“We’re still as angry as we were in 1989, when Sheff was filed, because we still fundamentally believe that the civil rights issue in all of these cases is the fact that black and Latino children continue to not have access to quality, integrated schools,” said Cara McClellan, a Skadden Fellow at NAACP’s Legal Defense Fund. “That’s what we’ve been fighting for 22 years at this point,” since the Supreme Court’s decision, “ creating more access and more remedies through Sheff for segregated schools. We’re not giving up on that.”
Along with lawyers from the ACLU and the Center for Children’s Advocacy, McClellan will be returning to court over the next few months to defend Sheff’s original holding.
Before a federal judge, they’ll argue that PLF’s lawsuit challenging Sheff’s remedies should be handled in state court, since the case is rooted in the state constitution’s guarantees of a substantially equal educational opportunity, not federal rights.

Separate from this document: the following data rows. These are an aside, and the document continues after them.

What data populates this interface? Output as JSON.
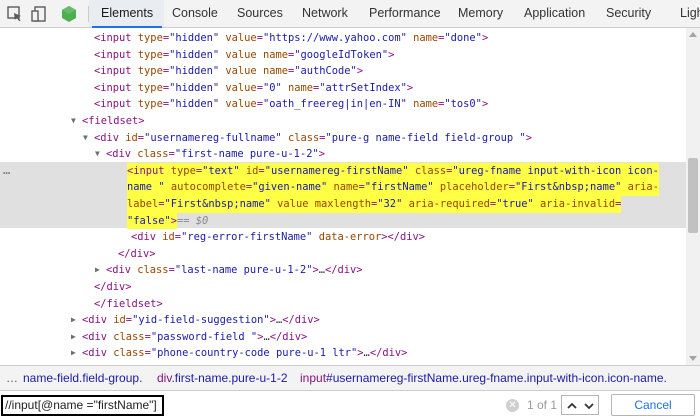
{
  "toolbar": {
    "tabs": [
      {
        "label": "Elements"
      },
      {
        "label": "Console"
      },
      {
        "label": "Sources"
      },
      {
        "label": "Network"
      },
      {
        "label": "Performance"
      },
      {
        "label": "Memory"
      },
      {
        "label": "Application"
      },
      {
        "label": "Security"
      },
      {
        "label": "Ligh"
      }
    ],
    "icons": [
      "inspect-element-icon",
      "device-toolbar-icon",
      "extension-icon"
    ]
  },
  "tree": {
    "lines": [
      {
        "tri": "",
        "parts": [
          [
            "tag",
            "<input "
          ],
          [
            "an",
            "type"
          ],
          [
            "eq",
            "="
          ],
          [
            "av",
            "\"hidden\""
          ],
          [
            "pl",
            " "
          ],
          [
            "an",
            "value"
          ],
          [
            "eq",
            "="
          ],
          [
            "av",
            "\"https://www.yahoo.com\""
          ],
          [
            "pl",
            " "
          ],
          [
            "an",
            "name"
          ],
          [
            "eq",
            "="
          ],
          [
            "av",
            "\"done\""
          ],
          [
            "tag",
            ">"
          ]
        ]
      },
      {
        "tri": "",
        "parts": [
          [
            "tag",
            "<input "
          ],
          [
            "an",
            "type"
          ],
          [
            "eq",
            "="
          ],
          [
            "av",
            "\"hidden\""
          ],
          [
            "pl",
            " "
          ],
          [
            "an",
            "value"
          ],
          [
            "pl",
            " "
          ],
          [
            "an",
            "name"
          ],
          [
            "eq",
            "="
          ],
          [
            "av",
            "\"googleIdToken\""
          ],
          [
            "tag",
            ">"
          ]
        ]
      },
      {
        "tri": "",
        "parts": [
          [
            "tag",
            "<input "
          ],
          [
            "an",
            "type"
          ],
          [
            "eq",
            "="
          ],
          [
            "av",
            "\"hidden\""
          ],
          [
            "pl",
            " "
          ],
          [
            "an",
            "value"
          ],
          [
            "pl",
            " "
          ],
          [
            "an",
            "name"
          ],
          [
            "eq",
            "="
          ],
          [
            "av",
            "\"authCode\""
          ],
          [
            "tag",
            ">"
          ]
        ]
      },
      {
        "tri": "",
        "parts": [
          [
            "tag",
            "<input "
          ],
          [
            "an",
            "type"
          ],
          [
            "eq",
            "="
          ],
          [
            "av",
            "\"hidden\""
          ],
          [
            "pl",
            " "
          ],
          [
            "an",
            "value"
          ],
          [
            "eq",
            "="
          ],
          [
            "av",
            "\"0\""
          ],
          [
            "pl",
            " "
          ],
          [
            "an",
            "name"
          ],
          [
            "eq",
            "="
          ],
          [
            "av",
            "\"attrSetIndex\""
          ],
          [
            "tag",
            ">"
          ]
        ]
      },
      {
        "tri": "",
        "parts": [
          [
            "tag",
            "<input "
          ],
          [
            "an",
            "type"
          ],
          [
            "eq",
            "="
          ],
          [
            "av",
            "\"hidden\""
          ],
          [
            "pl",
            " "
          ],
          [
            "an",
            "value"
          ],
          [
            "eq",
            "="
          ],
          [
            "av",
            "\"oath_freereg|in|en-IN\""
          ],
          [
            "pl",
            " "
          ],
          [
            "an",
            "name"
          ],
          [
            "eq",
            "="
          ],
          [
            "av",
            "\"tos0\""
          ],
          [
            "tag",
            ">"
          ]
        ]
      },
      {
        "tri": "▼",
        "parts": [
          [
            "tag",
            "<fieldset>"
          ]
        ]
      },
      {
        "tri": "▼",
        "parts": [
          [
            "tag",
            "<div "
          ],
          [
            "an",
            "id"
          ],
          [
            "eq",
            "="
          ],
          [
            "av",
            "\"usernamereg-fullname\""
          ],
          [
            "pl",
            " "
          ],
          [
            "an",
            "class"
          ],
          [
            "eq",
            "="
          ],
          [
            "av",
            "\"pure-g name-field field-group  \""
          ],
          [
            "tag",
            ">"
          ]
        ]
      },
      {
        "tri": "▼",
        "parts": [
          [
            "tag",
            "<div "
          ],
          [
            "an",
            "class"
          ],
          [
            "eq",
            "="
          ],
          [
            "av",
            "\"first-name pure-u-1-2\""
          ],
          [
            "tag",
            ">"
          ]
        ]
      },
      {
        "tri": "",
        "hl": true,
        "parts": [
          [
            "tag",
            "<input "
          ],
          [
            "an",
            "type"
          ],
          [
            "eq",
            "="
          ],
          [
            "av",
            "\"text\""
          ],
          [
            "pl",
            " "
          ],
          [
            "an",
            "id"
          ],
          [
            "eq",
            "="
          ],
          [
            "av",
            "\"usernamereg-firstName\""
          ],
          [
            "pl",
            " "
          ],
          [
            "an",
            "class"
          ],
          [
            "eq",
            "="
          ],
          [
            "av",
            "\"ureg-fname input-with-icon icon-"
          ]
        ]
      },
      {
        "tri": "",
        "hl": true,
        "parts": [
          [
            "av",
            "name \""
          ],
          [
            "pl",
            " "
          ],
          [
            "an",
            "autocomplete"
          ],
          [
            "eq",
            "="
          ],
          [
            "av",
            "\"given-name\""
          ],
          [
            "pl",
            " "
          ],
          [
            "an",
            "name"
          ],
          [
            "eq",
            "="
          ],
          [
            "av",
            "\"firstName\""
          ],
          [
            "pl",
            " "
          ],
          [
            "an",
            "placeholder"
          ],
          [
            "eq",
            "="
          ],
          [
            "av",
            "\"First&nbsp;name\""
          ],
          [
            "pl",
            " "
          ],
          [
            "an",
            "aria-"
          ]
        ]
      },
      {
        "tri": "",
        "hl": true,
        "parts": [
          [
            "an",
            "label"
          ],
          [
            "eq",
            "="
          ],
          [
            "av",
            "\"First&nbsp;name\""
          ],
          [
            "pl",
            " "
          ],
          [
            "an",
            "value"
          ],
          [
            "pl",
            " "
          ],
          [
            "an",
            "maxlength"
          ],
          [
            "eq",
            "="
          ],
          [
            "av",
            "\"32\""
          ],
          [
            "pl",
            " "
          ],
          [
            "an",
            "aria-required"
          ],
          [
            "eq",
            "="
          ],
          [
            "av",
            "\"true\""
          ],
          [
            "pl",
            " "
          ],
          [
            "an",
            "aria-invalid"
          ],
          [
            "eq",
            "="
          ]
        ]
      },
      {
        "tri": "",
        "hl": true,
        "ref": " == $0",
        "parts": [
          [
            "av",
            "\"false\""
          ],
          [
            "tag",
            ">"
          ]
        ]
      },
      {
        "tri": "",
        "parts": [
          [
            "tag",
            "<div "
          ],
          [
            "an",
            "id"
          ],
          [
            "eq",
            "="
          ],
          [
            "av",
            "\"reg-error-firstName\""
          ],
          [
            "pl",
            " "
          ],
          [
            "an",
            "data-error"
          ],
          [
            "tag",
            ">"
          ],
          [
            "tag",
            "</div>"
          ]
        ]
      },
      {
        "tri": "",
        "parts": [
          [
            "tag",
            "</div>"
          ]
        ]
      },
      {
        "tri": "▶",
        "parts": [
          [
            "tag",
            "<div "
          ],
          [
            "an",
            "class"
          ],
          [
            "eq",
            "="
          ],
          [
            "av",
            "\"last-name pure-u-1-2\""
          ],
          [
            "tag",
            ">"
          ],
          [
            "pl",
            "…"
          ],
          [
            "tag",
            "</div>"
          ]
        ]
      },
      {
        "tri": "",
        "parts": [
          [
            "tag",
            "</div>"
          ]
        ]
      },
      {
        "tri": "",
        "parts": [
          [
            "tag",
            "</fieldset>"
          ]
        ]
      },
      {
        "tri": "▶",
        "parts": [
          [
            "tag",
            "<div "
          ],
          [
            "an",
            "id"
          ],
          [
            "eq",
            "="
          ],
          [
            "av",
            "\"yid-field-suggestion\""
          ],
          [
            "tag",
            ">"
          ],
          [
            "pl",
            "…"
          ],
          [
            "tag",
            "</div>"
          ]
        ]
      },
      {
        "tri": "▶",
        "parts": [
          [
            "tag",
            "<div "
          ],
          [
            "an",
            "class"
          ],
          [
            "eq",
            "="
          ],
          [
            "av",
            "\"password-field \""
          ],
          [
            "tag",
            ">"
          ],
          [
            "pl",
            "…"
          ],
          [
            "tag",
            "</div>"
          ]
        ]
      },
      {
        "tri": "▶",
        "parts": [
          [
            "tag",
            "<div "
          ],
          [
            "an",
            "class"
          ],
          [
            "eq",
            "="
          ],
          [
            "av",
            "\"phone-country-code pure-u-1 ltr\""
          ],
          [
            "tag",
            ">"
          ],
          [
            "pl",
            "…"
          ],
          [
            "tag",
            "</div>"
          ]
        ]
      }
    ],
    "dots": "…"
  },
  "breadcrumb": {
    "dots": "…",
    "items": [
      {
        "tag": "",
        "rest": "name-field.field-group."
      },
      {
        "tag": "div",
        "rest": ".first-name.pure-u-1-2"
      },
      {
        "tag": "input",
        "rest": "#usernamereg-firstName.ureg-fname.input-with-icon.icon-name."
      }
    ]
  },
  "search": {
    "value": "//input[@name =\"firstName\"]",
    "match_count": "1 of 1",
    "cancel_label": "Cancel"
  },
  "colors": {
    "tag": "#881280",
    "attr_name": "#994500",
    "attr_value": "#1a1aa6",
    "highlight": "#ffff46",
    "accent": "#1a73e8"
  }
}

And later this winter, before a state judge, they’ll continue the ongoing litigation in Sheff to ask the state to establish a long-term plan to set sustainable funding levels for the inter-district magnet schools in the cities and open choice slots in the suburbs, after repeated mid-year budget cuts to both programs.
They’ll also echo the same complaints from the moms who met in New Haven about how to reach students in neighborhood schools. “The fact that 50 percent of black and Latino students [are now enrolled in magnet schools] is great,” McClellan added. “It’s a huge improvement, but we’re not done.”
Other advocates said the most effective way to continue integrating schools is by expanding Sheff.
“We are not fighting to keep seats open or to close schools. We are fighting to require the state of Connecticut to make available to all students the opportunity to attend high-quality, integrated schools,” said Dennis Parker, director of the ACLU’s racial justice program. “Closing schools and leaving seats empty is the result of policies that limit funding to schools or that fail to provide the resources necessary to create and maintain the highest quality schools for all students.”
PLF’s attorneys have said that they don’t want to touch Sheff’s core ruling that a segregated education violates students rights; they’ve said they just want to overturn the state’s way of remedies, its inter-district magnet school program and its racial isolation benchmarks.
McClellan said that argument doesn’t make sense to her. “It doesn’t mean anything to me. There’s no right without a remedy. The case has no meaning without actual integration impacting kids,” she said. “This is not a theoretical case; it practically impacts over 22,000 children. Sheff is nothing without a remedy that impacts kids.”